── Information given ──

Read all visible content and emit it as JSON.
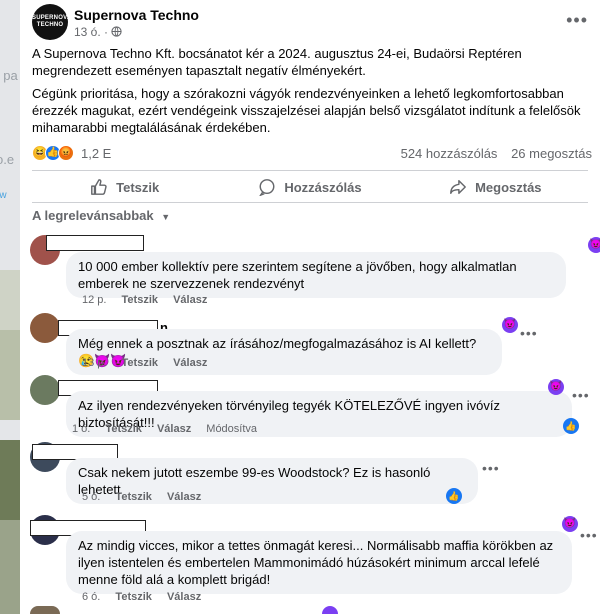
{
  "left_strip": {
    "fragments": [
      "ĭ pa",
      "o.e",
      "-w"
    ]
  },
  "post": {
    "page_name": "Supernova Techno",
    "logo_text": "SUPERNOVA TECHNO",
    "time": "13 ó. · ",
    "paragraph1": "A Supernova Techno Kft. bocsánatot kér a 2024. augusztus 24-ei, Budaörsi Reptéren megrendezett eseményen tapasztalt negatív élményekért.",
    "paragraph2": "Cégünk prioritása, hogy a szórakozni vágyók rendezvényeinken a lehető legkomfortosabban érezzék magukat, ezért vendégeink visszajelzései alapján belső vizsgálatot indítunk a felelősök mihamarabbi megtalálásának érdekében.",
    "reaction_count": "1,2 E",
    "comments_count": "524 hozzászólás",
    "shares_count": "26 megosztás",
    "more_icon": "more-horizontal-icon"
  },
  "actions": {
    "like": "Tetszik",
    "comment": "Hozzászólás",
    "share": "Megosztás"
  },
  "sort_label": "A legrelevánsabbak",
  "comments": [
    {
      "text": "10 000 ember kollektív pere szerintem segítene a jövőben, hogy alkalmatlan emberek ne szervezzenek rendezvényt",
      "time": "12 p.",
      "like": "Tetszik",
      "reply": "Válasz"
    },
    {
      "name_fragment": "n",
      "text": "Még ennek a posztnak az írásához/megfogalmazásához is AI kellett?😢😈😈",
      "time": "13 p.",
      "like": "Tetszik",
      "reply": "Válasz"
    },
    {
      "text": "Az ilyen rendezvényeken törvényileg tegyék KÖTELEZŐVÉ ingyen ivóvíz biztosítását!!!",
      "time": "1 ó.",
      "like": "Tetszik",
      "reply": "Válasz",
      "edited": "Módosítva"
    },
    {
      "text": "Csak nekem jutott eszembe 99-es Woodstock? Ez is hasonló lehetett",
      "time": "5 ó.",
      "like": "Tetszik",
      "reply": "Válasz"
    },
    {
      "text": "Az mindig vicces, mikor a tettes önmagát keresi... Normálisabb maffia körökben az ilyen istentelen és embertelen Mammonimádó húzásokért minimum arccal lefelé menne föld alá a komplett brigád!",
      "time": "6 ó.",
      "like": "Tetszik",
      "reply": "Válasz"
    }
  ],
  "colors": {
    "accent": "#1877f2",
    "secondary_text": "#65676b",
    "bubble": "#f0f2f5",
    "reaction_purple": "#7b3ff2"
  }
}
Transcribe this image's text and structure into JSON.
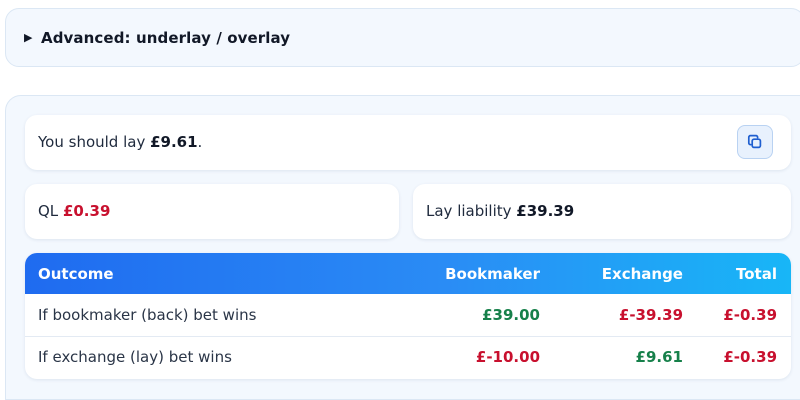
{
  "advanced": {
    "toggle_glyph": "▶",
    "label": "Advanced: underlay / overlay"
  },
  "lay": {
    "prefix": "You should lay ",
    "amount": "£9.61",
    "suffix": ".",
    "copy_icon": "copy-icon"
  },
  "ql": {
    "label": "QL ",
    "value": "£0.39",
    "value_color": "#c8102e"
  },
  "liability": {
    "label": "Lay liability ",
    "value": "£39.39"
  },
  "table": {
    "headers": {
      "outcome": "Outcome",
      "bookmaker": "Bookmaker",
      "exchange": "Exchange",
      "total": "Total"
    },
    "rows": [
      {
        "outcome": "If bookmaker (back) bet wins",
        "bookmaker": "£39.00",
        "exchange": "£-39.39",
        "total": "£-0.39"
      },
      {
        "outcome": "If exchange (lay) bet wins",
        "bookmaker": "£-10.00",
        "exchange": "£9.61",
        "total": "£-0.39"
      }
    ]
  },
  "colors": {
    "negative": "#c8102e",
    "positive": "#16804a",
    "header_gradient_start": "#1f6bf0",
    "header_gradient_end": "#18b6f7",
    "panel_background": "#f3f8fe"
  }
}
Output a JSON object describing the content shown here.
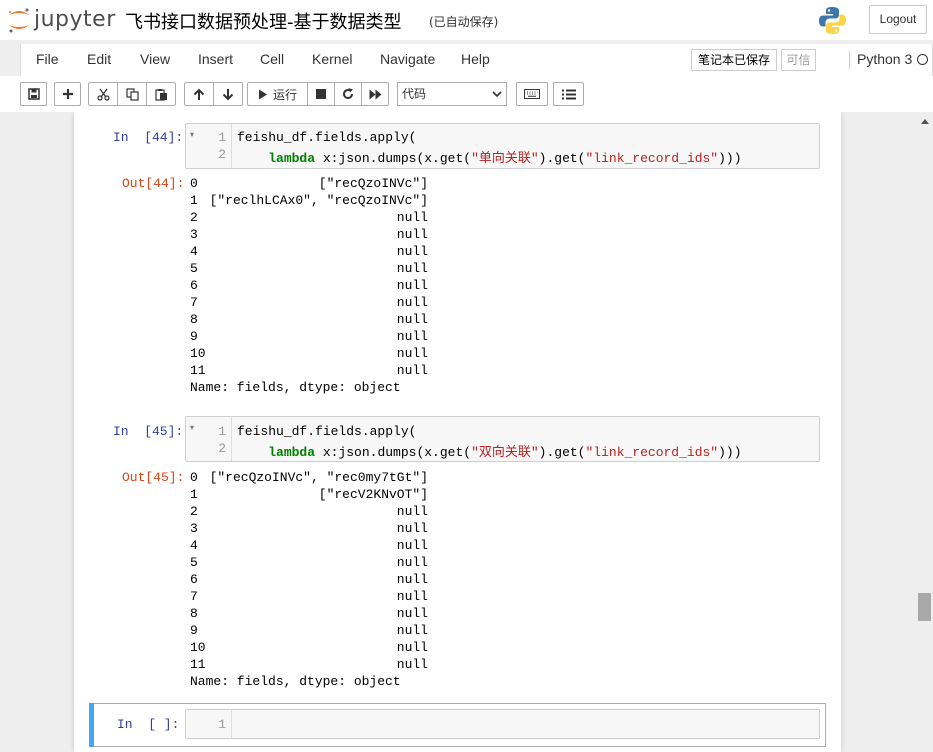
{
  "header": {
    "logo_text": "jupyter",
    "notebook_title": "飞书接口数据预处理-基于数据类型",
    "autosave_status": "(已自动保存)",
    "logout_label": "Logout"
  },
  "menubar": {
    "items": [
      "File",
      "Edit",
      "View",
      "Insert",
      "Cell",
      "Kernel",
      "Navigate",
      "Help"
    ],
    "trusted_status": "笔记本已保存",
    "trusted_button": "可信",
    "kernel_name": "Python 3"
  },
  "toolbar": {
    "run_label": "运行",
    "cell_type": "代码",
    "buttons": [
      "save-icon",
      "plus-icon",
      "cut-icon",
      "copy-icon",
      "paste-icon",
      "arrow-up-icon",
      "arrow-down-icon",
      "play-icon",
      "stop-icon",
      "restart-icon",
      "fast-forward-icon",
      "keyboard-icon",
      "list-icon"
    ]
  },
  "cells": [
    {
      "in_prompt": "In  [44]:",
      "line_numbers": [
        "1",
        "2"
      ],
      "code_line1": "feishu_df.fields.apply(",
      "code_line2_indent": "    ",
      "code_line2_kw": "lambda",
      "code_line2_a": " x:json.dumps(x.get(",
      "code_line2_str1": "\"单向关联\"",
      "code_line2_b": ").get(",
      "code_line2_str2": "\"link_record_ids\"",
      "code_line2_c": ")))",
      "out_prompt": "Out[44]:",
      "output_rows": [
        {
          "index": "0",
          "value": "[\"recQzoINVc\"]"
        },
        {
          "index": "1",
          "value": "[\"reclhLCAx0\", \"recQzoINVc\"]"
        },
        {
          "index": "2",
          "value": "null"
        },
        {
          "index": "3",
          "value": "null"
        },
        {
          "index": "4",
          "value": "null"
        },
        {
          "index": "5",
          "value": "null"
        },
        {
          "index": "6",
          "value": "null"
        },
        {
          "index": "7",
          "value": "null"
        },
        {
          "index": "8",
          "value": "null"
        },
        {
          "index": "9",
          "value": "null"
        },
        {
          "index": "10",
          "value": "null"
        },
        {
          "index": "11",
          "value": "null"
        }
      ],
      "output_footer": "Name: fields, dtype: object"
    },
    {
      "in_prompt": "In  [45]:",
      "line_numbers": [
        "1",
        "2"
      ],
      "code_line1": "feishu_df.fields.apply(",
      "code_line2_indent": "    ",
      "code_line2_kw": "lambda",
      "code_line2_a": " x:json.dumps(x.get(",
      "code_line2_str1": "\"双向关联\"",
      "code_line2_b": ").get(",
      "code_line2_str2": "\"link_record_ids\"",
      "code_line2_c": ")))",
      "out_prompt": "Out[45]:",
      "output_rows": [
        {
          "index": "0",
          "value": "[\"recQzoINVc\", \"rec0my7tGt\"]"
        },
        {
          "index": "1",
          "value": "[\"recV2KNvOT\"]"
        },
        {
          "index": "2",
          "value": "null"
        },
        {
          "index": "3",
          "value": "null"
        },
        {
          "index": "4",
          "value": "null"
        },
        {
          "index": "5",
          "value": "null"
        },
        {
          "index": "6",
          "value": "null"
        },
        {
          "index": "7",
          "value": "null"
        },
        {
          "index": "8",
          "value": "null"
        },
        {
          "index": "9",
          "value": "null"
        },
        {
          "index": "10",
          "value": "null"
        },
        {
          "index": "11",
          "value": "null"
        }
      ],
      "output_footer": "Name: fields, dtype: object"
    },
    {
      "in_prompt": "In  [ ]:",
      "line_numbers": [
        "1"
      ]
    }
  ],
  "colors": {
    "in_prompt": "#303f9f",
    "out_prompt": "#d84315",
    "keyword": "#008000",
    "string": "#ba2121",
    "selected_cell_bar": "#42a5f5",
    "logo_orange": "#f37726"
  }
}
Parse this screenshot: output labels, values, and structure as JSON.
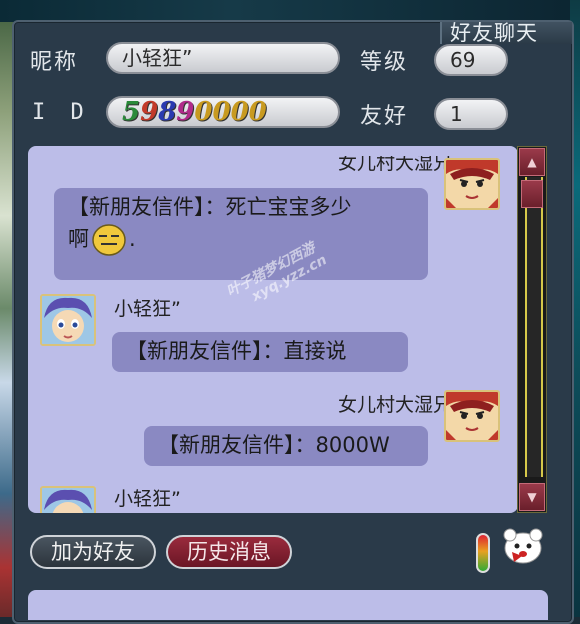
{
  "window": {
    "title": "好友聊天"
  },
  "profile": {
    "nickname_label": "昵称",
    "nickname_value": "小轻狂”",
    "level_label": "等级",
    "level_value": "69",
    "id_label": "I D",
    "id_value": "59890000",
    "friendship_label": "友好",
    "friendship_value": "1"
  },
  "messages": [
    {
      "sender": "女儿村大湿兄",
      "text": "【新朋友信件】：死亡宝宝多少",
      "text2": "啊",
      "text2_tail": ".",
      "side": "right",
      "emoji": "sleepy-face-icon"
    },
    {
      "sender": "小轻狂”",
      "text": "【新朋友信件】：直接说",
      "side": "left"
    },
    {
      "sender": "女儿村大湿兄",
      "text": "【新朋友信件】：8000W",
      "side": "right"
    },
    {
      "sender": "小轻狂”",
      "text": "",
      "side": "left"
    }
  ],
  "watermark": {
    "line1": "叶子猪梦幻西游",
    "line2": "xyq.yzz.cn"
  },
  "actions": {
    "add_friend": "加为好友",
    "history": "历史消息"
  },
  "colors": {
    "chat_bg": "#bcbde8",
    "bubble": "#8a89c2",
    "accent_red": "#7a1f2e"
  }
}
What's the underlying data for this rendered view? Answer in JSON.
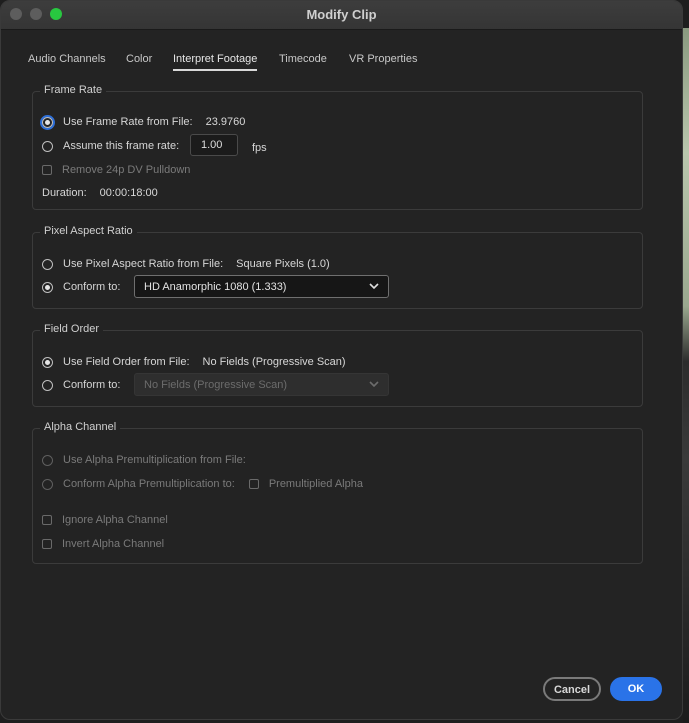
{
  "window": {
    "title": "Modify Clip"
  },
  "tabs": [
    {
      "label": "Audio Channels",
      "active": false
    },
    {
      "label": "Color",
      "active": false
    },
    {
      "label": "Interpret Footage",
      "active": true
    },
    {
      "label": "Timecode",
      "active": false
    },
    {
      "label": "VR Properties",
      "active": false
    }
  ],
  "frame_rate": {
    "title": "Frame Rate",
    "use_file_label": "Use Frame Rate from File:",
    "file_value": "23.9760",
    "assume_label": "Assume this frame rate:",
    "assume_value": "1.00",
    "fps_label": "fps",
    "pulldown_label": "Remove 24p DV Pulldown",
    "duration_label": "Duration:",
    "duration_value": "00:00:18:00"
  },
  "pixel_aspect": {
    "title": "Pixel Aspect Ratio",
    "use_file_label": "Use Pixel Aspect Ratio from File:",
    "file_value": "Square Pixels (1.0)",
    "conform_label": "Conform to:",
    "conform_value": "HD Anamorphic 1080 (1.333)"
  },
  "field_order": {
    "title": "Field Order",
    "use_file_label": "Use Field Order from File:",
    "file_value": "No Fields (Progressive Scan)",
    "conform_label": "Conform to:",
    "conform_value": "No Fields (Progressive Scan)"
  },
  "alpha": {
    "title": "Alpha Channel",
    "use_file_label": "Use Alpha Premultiplication from File:",
    "conform_label": "Conform Alpha Premultiplication to:",
    "premult_label": "Premultiplied Alpha",
    "ignore_label": "Ignore Alpha Channel",
    "invert_label": "Invert Alpha Channel"
  },
  "buttons": {
    "cancel": "Cancel",
    "ok": "OK"
  },
  "colors": {
    "accent": "#2a73e8",
    "background": "#232323",
    "maximize": "#28c840"
  }
}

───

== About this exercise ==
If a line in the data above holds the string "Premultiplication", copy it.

== Solution for this task ==
    "use_file_label": "Use Alpha Premultiplication from File:",
    "conform_label": "Conform Alpha Premultiplication to:",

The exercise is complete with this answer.